I'm heading off to the International Workshop on CLL in Sydney, Australia today and will be attending sessions and doing interviews while I'm there. I'll be posting new information upon my return. Stay tuned. We are also co-sponsoring a small patient meeting with Lymphoma Australia.
Also, we will be sending out our inaugural newsletter, the CLL Tribune at the end of September. Don't miss this special collection of research news, basic CLL information, fun facts and a wealth of wisdom and shared experiences from our fellow patients. If you are receiving this information through a CLL Society Alert email, you are already signed up to receive it. If you are reading this through another source, sign up to receive it here.
For those of you in the Seattle area, we just became aware of a patient meeting that will be held on Saturday, September 26, 2015 starting at 9:30 AM at the Sheraton Seattle Hotel. Two CLL patients will be sharing their personal stories, and Dr. John Pagel from the Swedish Hospital will be providing a talk on the basics of CLL. You can call 844-482-6815 to register. Complimentary breakfast and parking are provided and you are welcome to bring a guest. You can view the flyer for the event here.
We are all this together
Volunteer Medical Director of the CLL Society
Off to iwCLL 2015 to learn, teach, share, support and report on CLL ( chronic lymphocytic leukemia)
I am off to Sydney, Australia tomorrow with our nonprofit CLL Society where I will be your unpaid in person reporter from the meeting.
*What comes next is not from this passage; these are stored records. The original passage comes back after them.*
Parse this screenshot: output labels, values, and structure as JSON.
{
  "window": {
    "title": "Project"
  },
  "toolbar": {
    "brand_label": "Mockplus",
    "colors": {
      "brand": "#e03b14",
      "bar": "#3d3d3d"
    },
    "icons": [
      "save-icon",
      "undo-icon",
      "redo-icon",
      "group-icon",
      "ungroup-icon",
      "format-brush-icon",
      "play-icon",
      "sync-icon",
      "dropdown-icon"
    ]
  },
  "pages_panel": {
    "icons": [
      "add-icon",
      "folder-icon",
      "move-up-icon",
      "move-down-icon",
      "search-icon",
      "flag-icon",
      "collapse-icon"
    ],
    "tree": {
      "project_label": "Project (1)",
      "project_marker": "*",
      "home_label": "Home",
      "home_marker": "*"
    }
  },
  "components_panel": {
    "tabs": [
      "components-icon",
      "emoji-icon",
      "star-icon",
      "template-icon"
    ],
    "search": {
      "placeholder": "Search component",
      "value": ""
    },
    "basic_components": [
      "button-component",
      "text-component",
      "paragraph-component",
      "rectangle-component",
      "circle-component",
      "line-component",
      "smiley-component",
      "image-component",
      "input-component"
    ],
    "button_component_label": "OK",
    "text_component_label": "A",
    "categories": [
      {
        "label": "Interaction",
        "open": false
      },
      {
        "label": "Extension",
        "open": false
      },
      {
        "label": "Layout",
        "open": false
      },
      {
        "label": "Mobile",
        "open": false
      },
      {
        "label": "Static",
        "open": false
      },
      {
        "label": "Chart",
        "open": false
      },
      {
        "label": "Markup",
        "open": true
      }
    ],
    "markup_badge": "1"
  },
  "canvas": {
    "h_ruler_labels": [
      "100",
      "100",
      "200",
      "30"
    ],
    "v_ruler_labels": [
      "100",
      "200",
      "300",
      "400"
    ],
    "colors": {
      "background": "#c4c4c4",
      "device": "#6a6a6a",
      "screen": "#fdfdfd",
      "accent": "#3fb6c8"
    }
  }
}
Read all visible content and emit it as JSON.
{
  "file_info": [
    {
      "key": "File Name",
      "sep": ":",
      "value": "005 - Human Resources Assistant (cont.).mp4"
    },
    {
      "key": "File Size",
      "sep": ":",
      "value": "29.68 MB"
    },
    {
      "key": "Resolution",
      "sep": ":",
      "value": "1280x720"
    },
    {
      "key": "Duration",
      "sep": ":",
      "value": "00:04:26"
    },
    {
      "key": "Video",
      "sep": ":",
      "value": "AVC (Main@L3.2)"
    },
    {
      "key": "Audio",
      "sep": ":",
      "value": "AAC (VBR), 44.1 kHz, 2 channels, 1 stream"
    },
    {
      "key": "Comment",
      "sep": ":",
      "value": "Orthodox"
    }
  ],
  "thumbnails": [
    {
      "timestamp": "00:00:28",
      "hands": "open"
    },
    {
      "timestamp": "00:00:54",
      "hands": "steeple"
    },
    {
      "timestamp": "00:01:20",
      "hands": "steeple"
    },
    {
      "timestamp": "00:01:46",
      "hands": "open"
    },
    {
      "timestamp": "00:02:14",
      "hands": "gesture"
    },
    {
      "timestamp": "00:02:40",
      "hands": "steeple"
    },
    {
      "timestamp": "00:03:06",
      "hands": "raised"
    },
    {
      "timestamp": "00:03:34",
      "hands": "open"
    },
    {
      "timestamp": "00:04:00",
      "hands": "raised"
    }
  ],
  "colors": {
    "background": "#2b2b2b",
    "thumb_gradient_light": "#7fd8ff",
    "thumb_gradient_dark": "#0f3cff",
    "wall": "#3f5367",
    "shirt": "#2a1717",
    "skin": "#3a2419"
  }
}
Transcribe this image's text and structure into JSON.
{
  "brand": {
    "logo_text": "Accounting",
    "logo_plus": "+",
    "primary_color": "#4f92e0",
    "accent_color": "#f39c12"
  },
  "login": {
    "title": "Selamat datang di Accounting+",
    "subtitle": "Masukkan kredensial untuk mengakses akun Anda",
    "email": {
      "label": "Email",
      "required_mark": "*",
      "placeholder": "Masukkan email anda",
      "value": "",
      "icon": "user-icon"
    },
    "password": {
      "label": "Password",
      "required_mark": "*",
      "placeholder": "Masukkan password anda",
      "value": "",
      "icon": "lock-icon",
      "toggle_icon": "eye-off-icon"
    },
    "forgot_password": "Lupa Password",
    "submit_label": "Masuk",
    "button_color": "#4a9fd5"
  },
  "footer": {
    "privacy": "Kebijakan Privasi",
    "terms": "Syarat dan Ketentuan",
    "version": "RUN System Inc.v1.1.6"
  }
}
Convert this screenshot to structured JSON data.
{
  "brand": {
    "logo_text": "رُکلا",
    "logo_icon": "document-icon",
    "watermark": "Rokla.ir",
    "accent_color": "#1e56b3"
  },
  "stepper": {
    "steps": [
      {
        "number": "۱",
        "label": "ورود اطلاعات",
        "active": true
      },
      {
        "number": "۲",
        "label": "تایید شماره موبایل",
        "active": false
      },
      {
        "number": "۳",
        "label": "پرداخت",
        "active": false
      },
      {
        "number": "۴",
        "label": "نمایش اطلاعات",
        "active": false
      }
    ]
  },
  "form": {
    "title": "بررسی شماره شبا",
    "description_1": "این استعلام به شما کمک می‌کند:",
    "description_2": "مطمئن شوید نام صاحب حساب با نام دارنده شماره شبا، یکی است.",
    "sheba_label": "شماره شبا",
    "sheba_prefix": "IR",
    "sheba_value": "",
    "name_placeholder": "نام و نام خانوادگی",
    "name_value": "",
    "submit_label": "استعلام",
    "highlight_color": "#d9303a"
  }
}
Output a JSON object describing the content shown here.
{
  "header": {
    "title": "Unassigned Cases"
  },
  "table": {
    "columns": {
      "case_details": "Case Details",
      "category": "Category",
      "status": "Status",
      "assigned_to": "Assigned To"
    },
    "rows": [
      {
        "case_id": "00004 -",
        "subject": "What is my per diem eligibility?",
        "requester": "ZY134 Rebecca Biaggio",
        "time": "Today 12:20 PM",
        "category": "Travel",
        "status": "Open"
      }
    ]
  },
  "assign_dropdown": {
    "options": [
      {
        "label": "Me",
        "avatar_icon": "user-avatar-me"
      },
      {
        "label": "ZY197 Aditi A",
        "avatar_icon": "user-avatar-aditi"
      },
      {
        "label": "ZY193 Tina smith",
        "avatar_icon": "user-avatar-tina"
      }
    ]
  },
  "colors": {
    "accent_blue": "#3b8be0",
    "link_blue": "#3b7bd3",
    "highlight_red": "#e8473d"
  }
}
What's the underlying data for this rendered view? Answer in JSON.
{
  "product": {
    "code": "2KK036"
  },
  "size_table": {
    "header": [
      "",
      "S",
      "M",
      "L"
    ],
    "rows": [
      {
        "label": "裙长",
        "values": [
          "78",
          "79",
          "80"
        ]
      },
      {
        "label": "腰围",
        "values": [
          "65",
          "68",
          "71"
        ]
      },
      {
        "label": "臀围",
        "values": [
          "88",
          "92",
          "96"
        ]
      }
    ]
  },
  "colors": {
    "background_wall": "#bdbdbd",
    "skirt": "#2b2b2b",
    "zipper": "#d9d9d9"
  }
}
I am also speaking at iwCLL 2015 on a panel with Dr. Michael Keating, Dr. Andrew Roberts, and others on the Funding Equation where we will discuss ways to improve access to our meds despite their expense. I am talking about the Canadian and American patient experience.
And despite greatly discouraging logistical difficulties, we have also organized a patient Q+A session in conjunction with the wonderful team at Lymphoma Australia in Sydney for patients that are coming from as far away as New Zealand. We should have video from the doctors attending: Drs. Wierda, Wiestner, and Trotman.
It’s a very very long trip, and much work, but I am excited about this amazing opportunity to go and to share what I learn firsthand with the gang here.
Let me know if you have any burning questions for the gathered experts.
We are all in this together.